Data about app and page elements:
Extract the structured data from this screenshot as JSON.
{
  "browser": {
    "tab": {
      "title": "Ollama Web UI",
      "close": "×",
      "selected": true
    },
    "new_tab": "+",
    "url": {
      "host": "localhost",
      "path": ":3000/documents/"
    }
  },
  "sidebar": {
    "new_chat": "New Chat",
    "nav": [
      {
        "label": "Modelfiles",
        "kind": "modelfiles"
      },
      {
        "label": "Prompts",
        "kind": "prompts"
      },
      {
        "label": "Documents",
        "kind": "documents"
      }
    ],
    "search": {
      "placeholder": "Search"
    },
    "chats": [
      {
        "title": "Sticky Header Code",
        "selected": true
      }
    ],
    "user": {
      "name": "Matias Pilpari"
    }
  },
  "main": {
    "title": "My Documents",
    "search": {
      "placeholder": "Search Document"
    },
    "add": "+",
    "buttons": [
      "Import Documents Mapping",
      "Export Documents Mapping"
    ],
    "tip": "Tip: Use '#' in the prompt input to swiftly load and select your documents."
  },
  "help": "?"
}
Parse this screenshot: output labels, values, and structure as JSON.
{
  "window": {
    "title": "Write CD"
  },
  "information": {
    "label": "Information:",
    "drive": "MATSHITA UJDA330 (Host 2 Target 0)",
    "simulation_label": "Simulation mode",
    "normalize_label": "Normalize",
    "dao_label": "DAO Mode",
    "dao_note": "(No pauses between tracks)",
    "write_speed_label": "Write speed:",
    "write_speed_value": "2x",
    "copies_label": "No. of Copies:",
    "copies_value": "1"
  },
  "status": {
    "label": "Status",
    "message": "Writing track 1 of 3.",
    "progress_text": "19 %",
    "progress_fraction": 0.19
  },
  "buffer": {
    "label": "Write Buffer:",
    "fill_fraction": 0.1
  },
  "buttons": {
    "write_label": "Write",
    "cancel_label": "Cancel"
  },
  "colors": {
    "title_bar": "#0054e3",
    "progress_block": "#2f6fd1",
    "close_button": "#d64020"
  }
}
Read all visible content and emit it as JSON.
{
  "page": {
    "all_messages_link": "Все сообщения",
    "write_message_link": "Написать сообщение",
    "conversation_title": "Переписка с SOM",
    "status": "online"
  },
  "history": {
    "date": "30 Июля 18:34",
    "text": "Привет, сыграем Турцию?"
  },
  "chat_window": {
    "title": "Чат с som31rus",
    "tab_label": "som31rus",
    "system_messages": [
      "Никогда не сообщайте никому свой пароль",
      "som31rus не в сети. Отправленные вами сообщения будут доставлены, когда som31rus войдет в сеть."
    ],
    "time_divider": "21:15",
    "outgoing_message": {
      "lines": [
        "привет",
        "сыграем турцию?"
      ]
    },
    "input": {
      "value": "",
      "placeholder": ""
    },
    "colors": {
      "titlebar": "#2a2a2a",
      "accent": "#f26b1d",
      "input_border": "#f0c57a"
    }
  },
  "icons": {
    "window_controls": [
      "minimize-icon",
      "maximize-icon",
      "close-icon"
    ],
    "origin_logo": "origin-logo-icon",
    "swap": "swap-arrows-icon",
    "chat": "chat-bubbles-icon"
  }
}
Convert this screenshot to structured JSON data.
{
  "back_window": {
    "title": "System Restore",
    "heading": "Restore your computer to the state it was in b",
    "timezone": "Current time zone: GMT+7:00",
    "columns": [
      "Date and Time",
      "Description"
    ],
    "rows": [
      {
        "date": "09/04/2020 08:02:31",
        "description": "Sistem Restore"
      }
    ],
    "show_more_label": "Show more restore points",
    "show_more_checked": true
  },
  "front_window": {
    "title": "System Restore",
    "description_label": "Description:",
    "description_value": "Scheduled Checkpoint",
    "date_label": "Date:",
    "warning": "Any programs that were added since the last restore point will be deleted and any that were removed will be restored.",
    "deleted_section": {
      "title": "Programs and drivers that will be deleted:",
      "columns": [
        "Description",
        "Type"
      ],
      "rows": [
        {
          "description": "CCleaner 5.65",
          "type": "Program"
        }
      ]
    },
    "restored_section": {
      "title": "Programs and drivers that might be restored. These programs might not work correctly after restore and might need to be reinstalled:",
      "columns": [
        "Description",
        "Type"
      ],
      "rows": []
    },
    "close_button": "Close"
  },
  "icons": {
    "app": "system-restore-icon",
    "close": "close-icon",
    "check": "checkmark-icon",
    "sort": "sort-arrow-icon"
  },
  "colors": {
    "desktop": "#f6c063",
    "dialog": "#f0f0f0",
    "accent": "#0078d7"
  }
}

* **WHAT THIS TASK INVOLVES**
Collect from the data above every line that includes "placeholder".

* **OUTPUT**
      "placeholder": "Search"
      "placeholder": "Search Document"
      "placeholder": ""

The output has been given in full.